|ATLANTA, July 25, 2007 - The Cecil B. Day School of Hospitality
in the J. Mack Robinson College of Business at Georgia State University
today announced that it will offer a Masters of Business Administration
specialization in Hotel Real Estate beginning with the 2007 fall semester.
It is believed to be the first such specialization offered in an MBA curriculum
in the nation.
The degree will encompass all facets of hotel real estate and is targeted to careers in hotel development, brokerage, lending, hotel
ownership and management, investment banking, consulting and other specialties in the field. The MBA degree including the Hotel Real Estate specialization will require less than 60 credit hours of coursework. Full-time students can expect to complete the degree in 18 to 24 months. Part-time students typically will earn the degree in three to five years. All classes are scheduled in the late afternoon and evening to accommodate full-time workers. Classes will be taught by professors from both the university's real estate department and the School of Hospitality. The courses will be supplemented with guest lecturers from the hotel industry's leading companies.
"Hotel real estate transactions and financing exceed $10s of billions annually in the U.S. alone," said Debra Cannon, director of the Cecil B. Day School of Hospitality. "Over the past 18 years, we have established a strong relationship with the hotel investment community due in large part due to our co-founder role with the annual Hotel Investment Conference, held here in Atlanta. Conference attendees have repeatedly requested an advanced degree program to keep pace with the increasingly complex area of hotel real estate. We have approximately 300 students in our undergraduate hospitality school, which is directed more toward operations. This advanced specialization in hotel real estate gives more depth to our overall program.

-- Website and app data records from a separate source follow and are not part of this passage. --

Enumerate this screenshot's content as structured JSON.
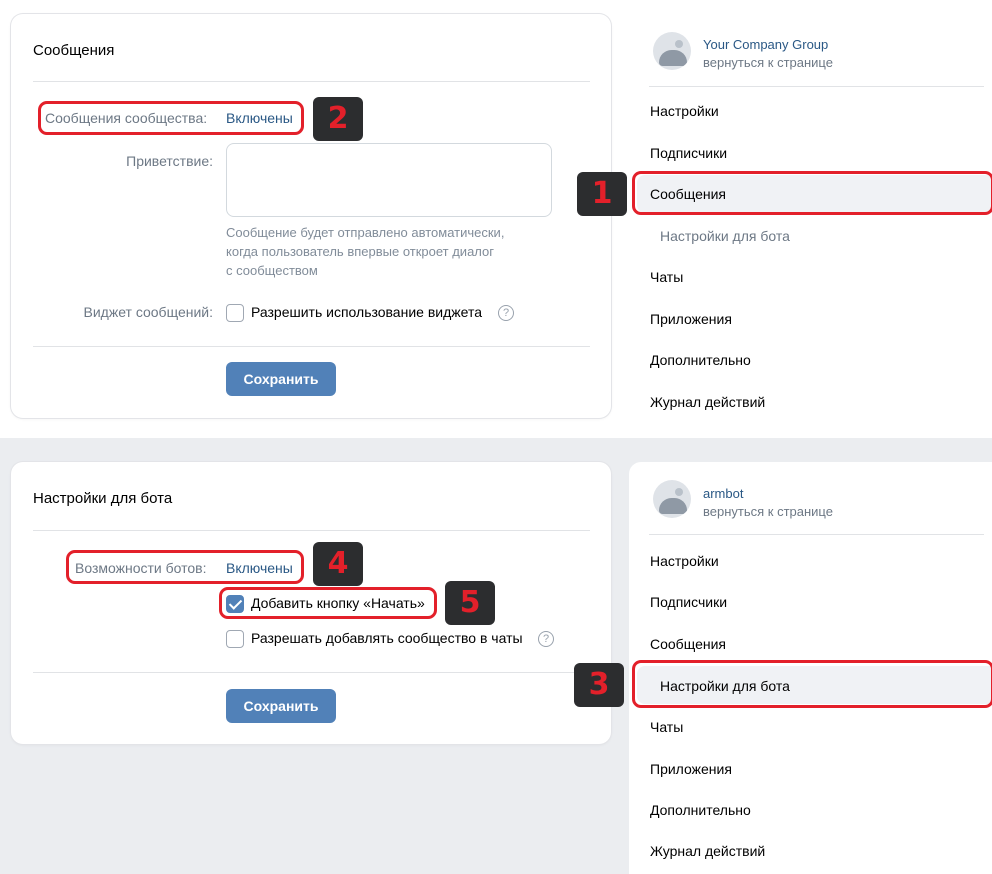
{
  "messages_card": {
    "title": "Сообщения",
    "community_messages_label": "Сообщения сообщества:",
    "community_messages_value": "Включены",
    "greeting_label": "Приветствие:",
    "greeting_value": "",
    "greeting_hint": [
      "Сообщение будет отправлено автоматически,",
      "когда пользователь впервые откроет диалог",
      "с сообществом"
    ],
    "widget_label": "Виджет сообщений:",
    "widget_checkbox_label": "Разрешить использование виджета",
    "widget_checked": false,
    "help_glyph": "?",
    "save_label": "Сохранить"
  },
  "bot_card": {
    "title": "Настройки для бота",
    "bot_capabilities_label": "Возможности ботов:",
    "bot_capabilities_value": "Включены",
    "start_button_label": "Добавить кнопку «Начать»",
    "start_button_checked": true,
    "allow_chats_label": "Разрешать добавлять сообщество в чаты",
    "allow_chats_checked": false,
    "help_glyph": "?",
    "save_label": "Сохранить"
  },
  "nav_top": {
    "group_name": "Your Company Group",
    "back_link": "вернуться к странице",
    "items": [
      "Настройки",
      "Подписчики",
      "Сообщения",
      "Настройки для бота",
      "Чаты",
      "Приложения",
      "Дополнительно",
      "Журнал действий"
    ],
    "active_item": "Сообщения"
  },
  "nav_bottom": {
    "group_name": "armbot",
    "back_link": "вернуться к странице",
    "items": [
      "Настройки",
      "Подписчики",
      "Сообщения",
      "Настройки для бота",
      "Чаты",
      "Приложения",
      "Дополнительно",
      "Журнал действий"
    ],
    "active_item": "Настройки для бота"
  },
  "badges": [
    "1",
    "2",
    "3",
    "4",
    "5"
  ],
  "colors": {
    "accent": "#5181b8",
    "link": "#2a5885",
    "highlight": "#e3202a",
    "badge_bg": "#2c2d2f",
    "page_bg": "#ebedf0"
  }
}
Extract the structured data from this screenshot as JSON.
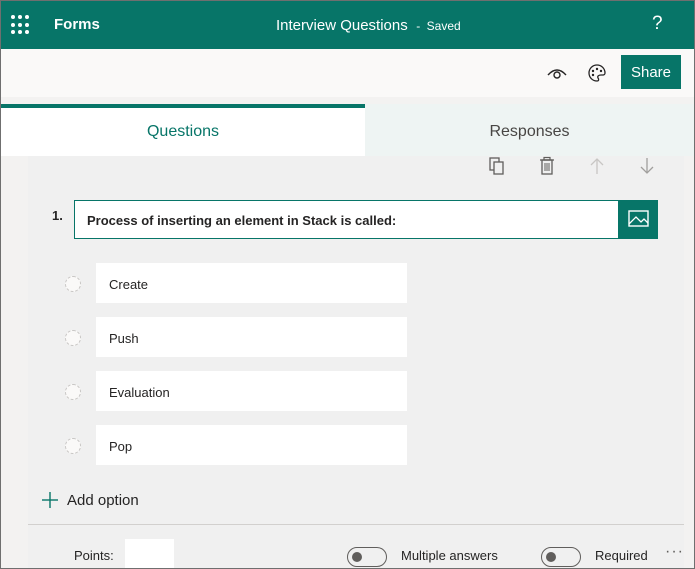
{
  "header": {
    "app_name": "Forms",
    "title": "Interview Questions",
    "separator": "-",
    "status": "Saved",
    "help_label": "?"
  },
  "toolbar": {
    "preview_icon": "eye-icon",
    "theme_icon": "palette-icon",
    "share_label": "Share"
  },
  "tabs": [
    {
      "label": "Questions",
      "active": true
    },
    {
      "label": "Responses",
      "active": false
    }
  ],
  "question": {
    "number": "1.",
    "text": "Process of inserting an element in Stack is called:",
    "actions": [
      "copy-icon",
      "delete-icon",
      "move-up-icon",
      "move-down-icon"
    ],
    "options": [
      {
        "label": "Create"
      },
      {
        "label": "Push"
      },
      {
        "label": "Evaluation"
      },
      {
        "label": "Pop"
      }
    ],
    "add_option_label": "Add option",
    "points_label": "Points:",
    "points_value": "",
    "multiple_answers_label": "Multiple answers",
    "multiple_answers_on": false,
    "required_label": "Required",
    "required_on": false,
    "more_label": "···"
  },
  "colors": {
    "brand": "#077568",
    "tab_inactive_bg": "#eef4f3"
  }
}
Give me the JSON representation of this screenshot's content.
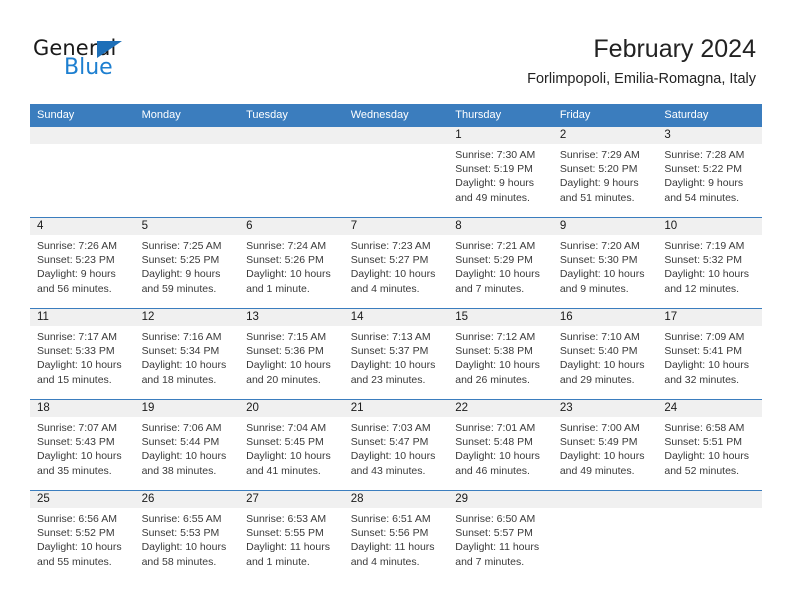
{
  "brand": {
    "name_top": "General",
    "name_bottom": "Blue",
    "accent_color": "#1d7fd0",
    "triangle_color": "#1d6fb8"
  },
  "header": {
    "title": "February 2024",
    "subtitle": "Forlimpopoli, Emilia-Romagna, Italy"
  },
  "theme": {
    "header_blue": "#3b7dbe",
    "band_gray": "#f0f0f0",
    "text_dark": "#1a1a1a",
    "text_body": "#3a3a3a"
  },
  "weekdays": [
    "Sunday",
    "Monday",
    "Tuesday",
    "Wednesday",
    "Thursday",
    "Friday",
    "Saturday"
  ],
  "weeks": [
    [
      {
        "day": "",
        "sunrise": "",
        "sunset": "",
        "daylight_line1": "",
        "daylight_line2": ""
      },
      {
        "day": "",
        "sunrise": "",
        "sunset": "",
        "daylight_line1": "",
        "daylight_line2": ""
      },
      {
        "day": "",
        "sunrise": "",
        "sunset": "",
        "daylight_line1": "",
        "daylight_line2": ""
      },
      {
        "day": "",
        "sunrise": "",
        "sunset": "",
        "daylight_line1": "",
        "daylight_line2": ""
      },
      {
        "day": "1",
        "sunrise": "Sunrise: 7:30 AM",
        "sunset": "Sunset: 5:19 PM",
        "daylight_line1": "Daylight: 9 hours",
        "daylight_line2": "and 49 minutes."
      },
      {
        "day": "2",
        "sunrise": "Sunrise: 7:29 AM",
        "sunset": "Sunset: 5:20 PM",
        "daylight_line1": "Daylight: 9 hours",
        "daylight_line2": "and 51 minutes."
      },
      {
        "day": "3",
        "sunrise": "Sunrise: 7:28 AM",
        "sunset": "Sunset: 5:22 PM",
        "daylight_line1": "Daylight: 9 hours",
        "daylight_line2": "and 54 minutes."
      }
    ],
    [
      {
        "day": "4",
        "sunrise": "Sunrise: 7:26 AM",
        "sunset": "Sunset: 5:23 PM",
        "daylight_line1": "Daylight: 9 hours",
        "daylight_line2": "and 56 minutes."
      },
      {
        "day": "5",
        "sunrise": "Sunrise: 7:25 AM",
        "sunset": "Sunset: 5:25 PM",
        "daylight_line1": "Daylight: 9 hours",
        "daylight_line2": "and 59 minutes."
      },
      {
        "day": "6",
        "sunrise": "Sunrise: 7:24 AM",
        "sunset": "Sunset: 5:26 PM",
        "daylight_line1": "Daylight: 10 hours",
        "daylight_line2": "and 1 minute."
      },
      {
        "day": "7",
        "sunrise": "Sunrise: 7:23 AM",
        "sunset": "Sunset: 5:27 PM",
        "daylight_line1": "Daylight: 10 hours",
        "daylight_line2": "and 4 minutes."
      },
      {
        "day": "8",
        "sunrise": "Sunrise: 7:21 AM",
        "sunset": "Sunset: 5:29 PM",
        "daylight_line1": "Daylight: 10 hours",
        "daylight_line2": "and 7 minutes."
      },
      {
        "day": "9",
        "sunrise": "Sunrise: 7:20 AM",
        "sunset": "Sunset: 5:30 PM",
        "daylight_line1": "Daylight: 10 hours",
        "daylight_line2": "and 9 minutes."
      },
      {
        "day": "10",
        "sunrise": "Sunrise: 7:19 AM",
        "sunset": "Sunset: 5:32 PM",
        "daylight_line1": "Daylight: 10 hours",
        "daylight_line2": "and 12 minutes."
      }
    ],
    [
      {
        "day": "11",
        "sunrise": "Sunrise: 7:17 AM",
        "sunset": "Sunset: 5:33 PM",
        "daylight_line1": "Daylight: 10 hours",
        "daylight_line2": "and 15 minutes."
      },
      {
        "day": "12",
        "sunrise": "Sunrise: 7:16 AM",
        "sunset": "Sunset: 5:34 PM",
        "daylight_line1": "Daylight: 10 hours",
        "daylight_line2": "and 18 minutes."
      },
      {
        "day": "13",
        "sunrise": "Sunrise: 7:15 AM",
        "sunset": "Sunset: 5:36 PM",
        "daylight_line1": "Daylight: 10 hours",
        "daylight_line2": "and 20 minutes."
      },
      {
        "day": "14",
        "sunrise": "Sunrise: 7:13 AM",
        "sunset": "Sunset: 5:37 PM",
        "daylight_line1": "Daylight: 10 hours",
        "daylight_line2": "and 23 minutes."
      },
      {
        "day": "15",
        "sunrise": "Sunrise: 7:12 AM",
        "sunset": "Sunset: 5:38 PM",
        "daylight_line1": "Daylight: 10 hours",
        "daylight_line2": "and 26 minutes."
      },
      {
        "day": "16",
        "sunrise": "Sunrise: 7:10 AM",
        "sunset": "Sunset: 5:40 PM",
        "daylight_line1": "Daylight: 10 hours",
        "daylight_line2": "and 29 minutes."
      },
      {
        "day": "17",
        "sunrise": "Sunrise: 7:09 AM",
        "sunset": "Sunset: 5:41 PM",
        "daylight_line1": "Daylight: 10 hours",
        "daylight_line2": "and 32 minutes."
      }
    ],
    [
      {
        "day": "18",
        "sunrise": "Sunrise: 7:07 AM",
        "sunset": "Sunset: 5:43 PM",
        "daylight_line1": "Daylight: 10 hours",
        "daylight_line2": "and 35 minutes."
      },
      {
        "day": "19",
        "sunrise": "Sunrise: 7:06 AM",
        "sunset": "Sunset: 5:44 PM",
        "daylight_line1": "Daylight: 10 hours",
        "daylight_line2": "and 38 minutes."
      },
      {
        "day": "20",
        "sunrise": "Sunrise: 7:04 AM",
        "sunset": "Sunset: 5:45 PM",
        "daylight_line1": "Daylight: 10 hours",
        "daylight_line2": "and 41 minutes."
      },
      {
        "day": "21",
        "sunrise": "Sunrise: 7:03 AM",
        "sunset": "Sunset: 5:47 PM",
        "daylight_line1": "Daylight: 10 hours",
        "daylight_line2": "and 43 minutes."
      },
      {
        "day": "22",
        "sunrise": "Sunrise: 7:01 AM",
        "sunset": "Sunset: 5:48 PM",
        "daylight_line1": "Daylight: 10 hours",
        "daylight_line2": "and 46 minutes."
      },
      {
        "day": "23",
        "sunrise": "Sunrise: 7:00 AM",
        "sunset": "Sunset: 5:49 PM",
        "daylight_line1": "Daylight: 10 hours",
        "daylight_line2": "and 49 minutes."
      },
      {
        "day": "24",
        "sunrise": "Sunrise: 6:58 AM",
        "sunset": "Sunset: 5:51 PM",
        "daylight_line1": "Daylight: 10 hours",
        "daylight_line2": "and 52 minutes."
      }
    ],
    [
      {
        "day": "25",
        "sunrise": "Sunrise: 6:56 AM",
        "sunset": "Sunset: 5:52 PM",
        "daylight_line1": "Daylight: 10 hours",
        "daylight_line2": "and 55 minutes."
      },
      {
        "day": "26",
        "sunrise": "Sunrise: 6:55 AM",
        "sunset": "Sunset: 5:53 PM",
        "daylight_line1": "Daylight: 10 hours",
        "daylight_line2": "and 58 minutes."
      },
      {
        "day": "27",
        "sunrise": "Sunrise: 6:53 AM",
        "sunset": "Sunset: 5:55 PM",
        "daylight_line1": "Daylight: 11 hours",
        "daylight_line2": "and 1 minute."
      },
      {
        "day": "28",
        "sunrise": "Sunrise: 6:51 AM",
        "sunset": "Sunset: 5:56 PM",
        "daylight_line1": "Daylight: 11 hours",
        "daylight_line2": "and 4 minutes."
      },
      {
        "day": "29",
        "sunrise": "Sunrise: 6:50 AM",
        "sunset": "Sunset: 5:57 PM",
        "daylight_line1": "Daylight: 11 hours",
        "daylight_line2": "and 7 minutes."
      },
      {
        "day": "",
        "sunrise": "",
        "sunset": "",
        "daylight_line1": "",
        "daylight_line2": ""
      },
      {
        "day": "",
        "sunrise": "",
        "sunset": "",
        "daylight_line1": "",
        "daylight_line2": ""
      }
    ]
  ]
}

"Currently there are a substantial number of institutional investors with between $500 million and $1 billion in funds seeking to acquire
hotels, as well as smaller groups who may acquire several hotels a year. They all employ sophisticated hotel finance models. In addition, there are thousands of hotels in the pipeline that require similar expertise, either in-house or from outside consultants," she noted. 'There definitely is considerable demand for this program."
Cannon noted that Atlanta is one of the nation's leading centers for hospitality. "The city is the headquarters for a number of hotel brands,
ownership groups, institutional investors, brokerage and consulting firms," she said. "We plan to offer hands-on internship programs as part of the curriculum. We have strong relationships with top hotel executives in the region and already have a number of internship commitments."
The fall semester will begin with 10 to 15 students, expanding to 20 to 25 students over the next several years. "U.S. News & World Report ranks the J. Mack Robinson College of Business among the nation's top 10 and Georgia State's School of Hospitality has been ranked in the top 15 hospitality programs in the nation. We expect this new MBA program will further enhance our credentials," she added.
For additional information on the MBA in Hotel Real Estate, contact
Debra Cannon at firstname.lastname@example.org
or visit the program's Web site at http://www.robinson.gsu.edu/hospitality.
The Cecil B. Day School of Hospitality Administration is the oldest and largest of its type in the state of Georgia. It is named in honor of the late founder of the Days Inn Hotel Company. His legacy of excellence serves as the foundation upon which the School of Hospitality Administration bases it vision for preparing graduates to be the next generation of hospitality executives.
J. Mack Robinson College of Business